» ABOUT THIS EXERCISE: If a line includes "JSON", copy it out of the entries.

□ □ □ □ □

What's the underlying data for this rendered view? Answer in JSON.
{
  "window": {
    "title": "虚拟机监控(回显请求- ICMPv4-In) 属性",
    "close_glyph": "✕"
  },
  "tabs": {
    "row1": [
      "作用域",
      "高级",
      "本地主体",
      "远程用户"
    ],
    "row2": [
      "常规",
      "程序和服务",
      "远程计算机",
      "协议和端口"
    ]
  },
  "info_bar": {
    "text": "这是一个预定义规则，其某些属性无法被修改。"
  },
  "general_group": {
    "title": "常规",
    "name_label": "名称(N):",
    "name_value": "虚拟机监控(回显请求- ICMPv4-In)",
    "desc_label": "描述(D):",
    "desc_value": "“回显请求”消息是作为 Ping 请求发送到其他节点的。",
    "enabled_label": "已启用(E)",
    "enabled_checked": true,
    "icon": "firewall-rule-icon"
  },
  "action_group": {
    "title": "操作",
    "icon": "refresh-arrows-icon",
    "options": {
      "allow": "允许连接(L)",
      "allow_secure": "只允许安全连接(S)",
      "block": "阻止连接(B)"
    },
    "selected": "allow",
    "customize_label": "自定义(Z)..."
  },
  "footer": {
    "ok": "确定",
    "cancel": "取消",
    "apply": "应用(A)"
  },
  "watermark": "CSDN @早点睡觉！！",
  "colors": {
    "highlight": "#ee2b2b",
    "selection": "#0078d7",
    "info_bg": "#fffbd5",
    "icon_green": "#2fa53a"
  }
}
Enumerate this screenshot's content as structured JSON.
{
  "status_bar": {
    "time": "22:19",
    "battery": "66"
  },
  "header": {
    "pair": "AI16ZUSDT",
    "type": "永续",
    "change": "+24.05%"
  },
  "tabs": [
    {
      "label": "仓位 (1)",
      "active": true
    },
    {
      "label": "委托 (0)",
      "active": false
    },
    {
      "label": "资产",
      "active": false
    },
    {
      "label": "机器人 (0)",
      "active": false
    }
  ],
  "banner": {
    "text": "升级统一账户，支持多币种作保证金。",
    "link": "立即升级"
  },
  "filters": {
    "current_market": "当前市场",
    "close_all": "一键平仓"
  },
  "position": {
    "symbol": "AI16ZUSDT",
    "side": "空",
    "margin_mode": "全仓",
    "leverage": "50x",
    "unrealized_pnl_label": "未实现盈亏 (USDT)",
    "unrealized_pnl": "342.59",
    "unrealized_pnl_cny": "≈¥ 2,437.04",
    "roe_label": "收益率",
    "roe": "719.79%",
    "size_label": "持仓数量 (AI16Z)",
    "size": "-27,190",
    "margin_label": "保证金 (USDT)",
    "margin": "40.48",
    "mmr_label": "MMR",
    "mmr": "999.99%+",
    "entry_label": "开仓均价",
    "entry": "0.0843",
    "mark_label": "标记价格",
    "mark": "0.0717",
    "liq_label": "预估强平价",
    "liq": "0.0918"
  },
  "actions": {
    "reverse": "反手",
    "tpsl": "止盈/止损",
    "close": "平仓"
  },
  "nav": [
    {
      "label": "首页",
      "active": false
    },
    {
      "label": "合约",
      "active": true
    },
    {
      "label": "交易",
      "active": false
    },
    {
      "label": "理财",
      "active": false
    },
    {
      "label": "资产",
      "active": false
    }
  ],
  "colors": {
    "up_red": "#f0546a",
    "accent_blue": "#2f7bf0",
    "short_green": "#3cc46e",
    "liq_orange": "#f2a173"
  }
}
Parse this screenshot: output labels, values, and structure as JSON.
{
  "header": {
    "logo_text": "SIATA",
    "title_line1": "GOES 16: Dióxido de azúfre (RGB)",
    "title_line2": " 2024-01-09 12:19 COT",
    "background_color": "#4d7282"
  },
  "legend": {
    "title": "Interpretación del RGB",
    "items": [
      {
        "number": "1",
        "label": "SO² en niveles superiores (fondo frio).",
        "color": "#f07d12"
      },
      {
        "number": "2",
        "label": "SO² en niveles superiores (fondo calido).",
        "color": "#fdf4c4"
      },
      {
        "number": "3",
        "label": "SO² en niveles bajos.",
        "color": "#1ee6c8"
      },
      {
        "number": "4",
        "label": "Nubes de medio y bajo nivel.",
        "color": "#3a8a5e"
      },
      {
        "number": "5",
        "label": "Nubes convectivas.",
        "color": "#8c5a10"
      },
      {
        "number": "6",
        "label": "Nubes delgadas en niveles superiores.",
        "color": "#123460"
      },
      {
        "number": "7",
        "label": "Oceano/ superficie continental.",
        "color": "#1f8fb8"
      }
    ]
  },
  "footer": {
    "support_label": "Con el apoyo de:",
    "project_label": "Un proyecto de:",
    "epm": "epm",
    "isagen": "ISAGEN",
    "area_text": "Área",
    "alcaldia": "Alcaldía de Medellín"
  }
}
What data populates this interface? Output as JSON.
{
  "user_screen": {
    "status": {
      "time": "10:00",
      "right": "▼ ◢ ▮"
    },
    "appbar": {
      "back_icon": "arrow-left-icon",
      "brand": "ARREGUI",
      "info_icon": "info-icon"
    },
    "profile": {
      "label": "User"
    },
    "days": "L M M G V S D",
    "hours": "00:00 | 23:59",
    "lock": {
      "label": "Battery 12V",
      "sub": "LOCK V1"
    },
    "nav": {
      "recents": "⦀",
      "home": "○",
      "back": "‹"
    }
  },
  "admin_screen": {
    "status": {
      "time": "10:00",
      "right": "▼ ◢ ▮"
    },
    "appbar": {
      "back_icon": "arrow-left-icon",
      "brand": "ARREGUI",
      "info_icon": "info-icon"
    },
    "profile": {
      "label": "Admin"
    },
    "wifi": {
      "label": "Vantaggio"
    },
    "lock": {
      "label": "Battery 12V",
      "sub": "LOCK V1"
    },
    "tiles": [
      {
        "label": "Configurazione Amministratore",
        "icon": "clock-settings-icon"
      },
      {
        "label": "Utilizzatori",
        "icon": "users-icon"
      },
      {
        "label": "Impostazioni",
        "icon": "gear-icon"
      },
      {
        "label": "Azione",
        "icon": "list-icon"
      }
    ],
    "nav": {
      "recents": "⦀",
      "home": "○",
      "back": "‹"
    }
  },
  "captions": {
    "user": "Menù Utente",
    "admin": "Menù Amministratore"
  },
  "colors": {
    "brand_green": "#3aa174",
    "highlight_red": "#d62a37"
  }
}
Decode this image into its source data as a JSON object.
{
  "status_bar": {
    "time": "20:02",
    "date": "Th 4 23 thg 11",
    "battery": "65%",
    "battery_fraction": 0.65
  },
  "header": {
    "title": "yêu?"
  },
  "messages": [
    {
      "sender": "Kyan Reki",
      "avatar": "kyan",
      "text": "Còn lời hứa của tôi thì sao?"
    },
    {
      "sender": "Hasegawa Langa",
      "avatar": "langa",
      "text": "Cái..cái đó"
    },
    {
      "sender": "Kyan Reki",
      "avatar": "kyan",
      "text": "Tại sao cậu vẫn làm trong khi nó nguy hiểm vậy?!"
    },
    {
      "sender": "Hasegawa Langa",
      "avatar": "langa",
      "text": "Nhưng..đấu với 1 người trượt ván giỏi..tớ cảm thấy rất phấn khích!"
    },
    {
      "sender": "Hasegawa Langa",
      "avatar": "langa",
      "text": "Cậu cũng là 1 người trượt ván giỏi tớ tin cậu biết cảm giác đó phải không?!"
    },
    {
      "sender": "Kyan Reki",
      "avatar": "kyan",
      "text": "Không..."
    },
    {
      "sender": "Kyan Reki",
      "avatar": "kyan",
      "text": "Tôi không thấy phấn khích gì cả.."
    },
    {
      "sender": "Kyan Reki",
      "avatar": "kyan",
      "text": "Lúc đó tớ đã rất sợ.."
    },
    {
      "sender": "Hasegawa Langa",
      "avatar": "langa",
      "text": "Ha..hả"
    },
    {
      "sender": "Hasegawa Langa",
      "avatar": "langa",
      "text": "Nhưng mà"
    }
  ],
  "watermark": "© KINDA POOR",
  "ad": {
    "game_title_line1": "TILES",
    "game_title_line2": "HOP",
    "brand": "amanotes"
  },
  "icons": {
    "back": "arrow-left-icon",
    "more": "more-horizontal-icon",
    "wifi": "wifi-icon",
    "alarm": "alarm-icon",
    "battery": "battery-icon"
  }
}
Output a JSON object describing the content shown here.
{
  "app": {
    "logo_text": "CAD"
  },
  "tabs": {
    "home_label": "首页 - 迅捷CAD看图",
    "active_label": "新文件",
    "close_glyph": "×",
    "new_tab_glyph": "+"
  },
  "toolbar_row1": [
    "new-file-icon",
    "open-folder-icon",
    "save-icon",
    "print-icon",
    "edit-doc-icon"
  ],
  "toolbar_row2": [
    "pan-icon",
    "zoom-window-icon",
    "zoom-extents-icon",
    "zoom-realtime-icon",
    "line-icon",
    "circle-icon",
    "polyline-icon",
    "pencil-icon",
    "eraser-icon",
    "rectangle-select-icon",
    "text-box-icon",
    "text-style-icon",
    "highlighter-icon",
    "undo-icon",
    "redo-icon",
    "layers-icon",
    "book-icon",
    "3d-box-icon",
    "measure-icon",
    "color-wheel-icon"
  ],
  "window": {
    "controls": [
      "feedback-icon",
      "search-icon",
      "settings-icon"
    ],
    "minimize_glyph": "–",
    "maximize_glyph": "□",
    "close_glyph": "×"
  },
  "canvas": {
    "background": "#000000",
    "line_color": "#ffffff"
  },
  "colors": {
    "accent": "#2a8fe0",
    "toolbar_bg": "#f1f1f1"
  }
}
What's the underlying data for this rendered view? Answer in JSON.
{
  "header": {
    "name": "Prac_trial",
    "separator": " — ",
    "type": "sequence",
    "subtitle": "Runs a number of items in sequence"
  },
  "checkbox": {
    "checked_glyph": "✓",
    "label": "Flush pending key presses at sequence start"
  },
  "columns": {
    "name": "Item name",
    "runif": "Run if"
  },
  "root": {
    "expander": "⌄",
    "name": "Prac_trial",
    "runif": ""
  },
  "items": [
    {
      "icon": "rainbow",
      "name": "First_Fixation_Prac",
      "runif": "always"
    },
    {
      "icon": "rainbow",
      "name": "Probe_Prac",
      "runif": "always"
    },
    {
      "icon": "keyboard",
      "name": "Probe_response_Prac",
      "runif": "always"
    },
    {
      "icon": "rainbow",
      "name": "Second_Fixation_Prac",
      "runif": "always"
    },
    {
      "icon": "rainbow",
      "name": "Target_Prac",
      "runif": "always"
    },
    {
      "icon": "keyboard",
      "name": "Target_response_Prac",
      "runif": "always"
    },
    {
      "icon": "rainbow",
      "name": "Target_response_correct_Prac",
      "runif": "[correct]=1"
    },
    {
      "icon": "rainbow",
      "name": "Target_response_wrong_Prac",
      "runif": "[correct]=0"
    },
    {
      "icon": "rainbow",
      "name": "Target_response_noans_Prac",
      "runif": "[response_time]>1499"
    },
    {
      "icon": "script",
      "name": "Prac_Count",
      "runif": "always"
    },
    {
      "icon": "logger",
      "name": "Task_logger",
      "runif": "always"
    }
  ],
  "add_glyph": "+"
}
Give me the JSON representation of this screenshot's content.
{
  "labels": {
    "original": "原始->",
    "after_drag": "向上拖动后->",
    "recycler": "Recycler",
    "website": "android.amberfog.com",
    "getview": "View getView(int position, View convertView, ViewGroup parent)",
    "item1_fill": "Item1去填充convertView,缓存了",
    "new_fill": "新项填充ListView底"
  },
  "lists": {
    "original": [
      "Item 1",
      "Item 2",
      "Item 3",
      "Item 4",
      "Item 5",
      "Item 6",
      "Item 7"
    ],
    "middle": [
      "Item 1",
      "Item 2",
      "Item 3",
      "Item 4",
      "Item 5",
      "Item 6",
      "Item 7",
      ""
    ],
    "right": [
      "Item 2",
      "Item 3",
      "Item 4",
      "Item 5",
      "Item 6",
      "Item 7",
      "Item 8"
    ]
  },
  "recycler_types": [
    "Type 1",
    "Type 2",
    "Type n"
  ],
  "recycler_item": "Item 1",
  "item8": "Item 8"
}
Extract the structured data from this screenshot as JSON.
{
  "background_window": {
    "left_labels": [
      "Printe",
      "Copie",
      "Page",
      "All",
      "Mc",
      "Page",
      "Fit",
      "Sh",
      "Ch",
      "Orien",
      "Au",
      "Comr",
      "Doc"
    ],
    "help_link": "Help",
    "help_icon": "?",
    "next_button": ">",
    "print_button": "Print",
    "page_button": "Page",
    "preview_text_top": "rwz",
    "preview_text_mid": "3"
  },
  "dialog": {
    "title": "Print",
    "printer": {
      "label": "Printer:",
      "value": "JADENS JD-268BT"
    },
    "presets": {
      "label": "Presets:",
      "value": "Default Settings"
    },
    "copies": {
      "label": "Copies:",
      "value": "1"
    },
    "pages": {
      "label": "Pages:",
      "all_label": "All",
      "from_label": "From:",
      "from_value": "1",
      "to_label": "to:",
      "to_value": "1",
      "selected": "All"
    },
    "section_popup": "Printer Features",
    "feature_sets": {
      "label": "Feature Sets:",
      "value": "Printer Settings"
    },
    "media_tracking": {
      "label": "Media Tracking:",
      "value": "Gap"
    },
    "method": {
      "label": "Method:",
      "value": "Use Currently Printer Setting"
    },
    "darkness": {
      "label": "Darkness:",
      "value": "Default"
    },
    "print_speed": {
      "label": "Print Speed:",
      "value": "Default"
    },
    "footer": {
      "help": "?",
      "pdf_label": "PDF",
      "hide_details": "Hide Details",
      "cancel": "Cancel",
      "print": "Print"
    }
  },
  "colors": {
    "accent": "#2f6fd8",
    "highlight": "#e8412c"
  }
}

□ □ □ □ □

» OUTPUT OF THE TASK:
What's the underlying data for this rendered view? Answer in JSON.
Enumerate this screenshot's content as structured JSON.
Parse this screenshot: output labels, values, and structure as JSON.
What data populates this interface? Output as JSON.
Decode this image into its source data as a JSON object.
Output a JSON object describing the content shown here.
What's the underlying data for this rendered view? Answer in JSON.
Give me the JSON representation of this screenshot's content.
Extract the structured data from this screenshot as JSON.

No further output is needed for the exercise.